    Geoff|: Mhm-hm. The one thing that I do like that I’ve heard a little about and but don’t know a lot about is the mentor system for new teachers coming into the district. Boy, that’s something I wish had been in place when I came in. I tell you, my first year was a learning experience.Judy: Yeah. I think every teacher’s first year is like that. If there could be a yearlong mentorship or apprenticeship or something like that. Yeah. I know the college, the education department, they’re talking, trying to do some things like that.Geoff: And I know the, I know the schools are, or have, I don’t know what the status of it is now. And also they have um, I don’t know if Teacher In Need Of Assistance is it, or not but I’ve seen through my career several time where if a teacher who is struggling had just had someone to partner with probably would have either kept them in the profession or at least made their experience a whole lot, much better if not only for them but for their students as well. Yeah.
  • Judy Hunter & Geoff Peak
    Judy: Yeah. Yeah. Well cool, anything else you want to say for posterity? For [laughs] about your experience in the Grinnell-Newburg schools?Geoff: I have never, I’m not saying that there have been moments when I’ve said, “What if?” you know/ what if I’d gone into biological research. But, I have never regretted the choice I made as accidental as it may have been in the beginning. I have always known that what I am doing is important. I may not get paid much for it but I wasn’t miserable either. And then I think some people don’t understand just how much work is involved in being a teacher.
  • Judy Hunter & Geoff Peak
    Judy: I think you’re right. Yeah. Yeah.Geoff: It’s a nine month piece of cake for a lot of people. [laughs]Judy: [laughs]Geoff: They think.Judy: Yeah they think. [laughs] Well, thank you Geoff. I really—Geoff: Thank you for—
This is an oral history interview of Mr. Geoff Peak, a prominent teacher in Poweshiek County school systems and graduate of Grinnell College.
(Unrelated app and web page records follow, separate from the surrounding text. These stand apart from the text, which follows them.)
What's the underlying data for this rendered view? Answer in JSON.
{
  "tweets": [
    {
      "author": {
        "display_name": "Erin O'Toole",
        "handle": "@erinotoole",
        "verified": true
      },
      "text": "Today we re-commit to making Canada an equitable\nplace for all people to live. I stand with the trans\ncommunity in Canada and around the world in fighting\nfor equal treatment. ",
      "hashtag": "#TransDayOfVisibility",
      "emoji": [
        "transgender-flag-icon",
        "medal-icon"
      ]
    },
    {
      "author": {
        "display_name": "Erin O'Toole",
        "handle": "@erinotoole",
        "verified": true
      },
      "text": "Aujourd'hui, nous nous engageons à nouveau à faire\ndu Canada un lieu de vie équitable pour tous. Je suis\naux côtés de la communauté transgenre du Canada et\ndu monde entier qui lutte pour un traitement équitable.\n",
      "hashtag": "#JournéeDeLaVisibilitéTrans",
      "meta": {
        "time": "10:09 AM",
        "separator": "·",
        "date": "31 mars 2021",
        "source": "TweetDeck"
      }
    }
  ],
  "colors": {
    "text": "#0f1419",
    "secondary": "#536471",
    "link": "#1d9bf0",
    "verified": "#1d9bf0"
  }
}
The interview, conducted by Ms. Judy Hunter, recalls many of Geoff's memories from his days in a one-room schoolhouse and as a middle school, high school, and alternative program instructor.